For Young, challenge and growth are central in his role as illustrator, and it is this quest for growth that caused him to move away from commercial art in the 1960’s. Young wanted something more expansive, something more expressive, something more timeless and without boundaries. He found what he was looking for in children’s books.

“I feel the story has to be exciting, and a moving experience for a child,” Young explains. “Before I am involved with a project I must be moved, and as I grow, I try to create something exciting. It is my purpose to stimulate growth in the reader as an active participant.”

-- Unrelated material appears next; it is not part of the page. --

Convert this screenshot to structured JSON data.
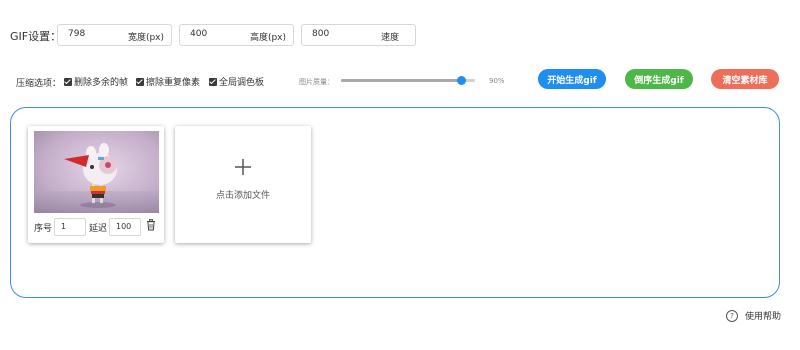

Ed Young was born in Tientsin, China, grew up in Shanghai, and later moved to Hong Kong. He came to the United States as a young man on a student visa to study architecture but turned instead to his love of art. A graduate of the Art Center College of Design in Pasadena, Young has since taught at the Pratt Institute, Yale University, Naropa Institute, and the University of California at Santa Cruz. In 1990, his book Lon Po Po was awarded the Caldecott Medal. He has also received two Caldecott Honors – for The Emperor and the Kite and Seven Blind Mice – and was twice nominated for the Hans Christian Andersen Award.

Young lives in Westchester, New York, with his wife, two daughters, and two cats.

The House Baba Built: An Artist's Childhood in China - In Ed Young's childhood home in Shanghai, all was not as it seemed: a rocking chair became a horse; a roof became a roller rink; an empty swimming pool became a place for riding scooters and bikes. The house his father built transformed as needed into a place to play hide-and-seek, to eat bamboo shoots, and to be safe.

For outside the home's walls, China was at war. Soon the house held not only Ed and his four siblings but also friends, relatives, and even strangers who became family. The war grew closer, and Ed watched as planes flew overhead and frends joined the Chinese air force. But through it all, Ed's childhood remained full of joy and imagination.

This powerful, poignant, and exquisitely illustrated memoir is the story of one of our most beloved children's illustrators and the house his baba built.

I, Doko: The Tale of a Basket
Doko is only a simple basket. It is not only grain from the field that he carries--he has also carried his master's child, and wood for the fire. He was there when the child became a man and married. And he very nearly had to carry the grandfather away forever. Luckily, someone wise beyond their years spoke up and made it possible for Doko to carry the grandfather home again instead.

As ever, Ed Young has taken a simple fable and made it into a masterpiece of stunning illustration and expert storytelling. This beautiful and unique book celebrates the generations with great originality.

What About Me?
Ed Young once again turns a fable into a saucy collage treat in this tale about a boy who is just looking for a little bit of knowledge! Told he can have knowledge if he gets the Grand Master a carpet, he begins a journey on which everyone-from Spinner to Goatkeeper-tells him their problems. What about me? they demand. In the search for the answers, the boy discovers he has all the knowledge he needs.

A wonderful, circular tale that makes a terrific read-aloud, What About Me? is also a story with a wise moral. Ed Young's deceptively simple cut-paper images seem to jump off the page.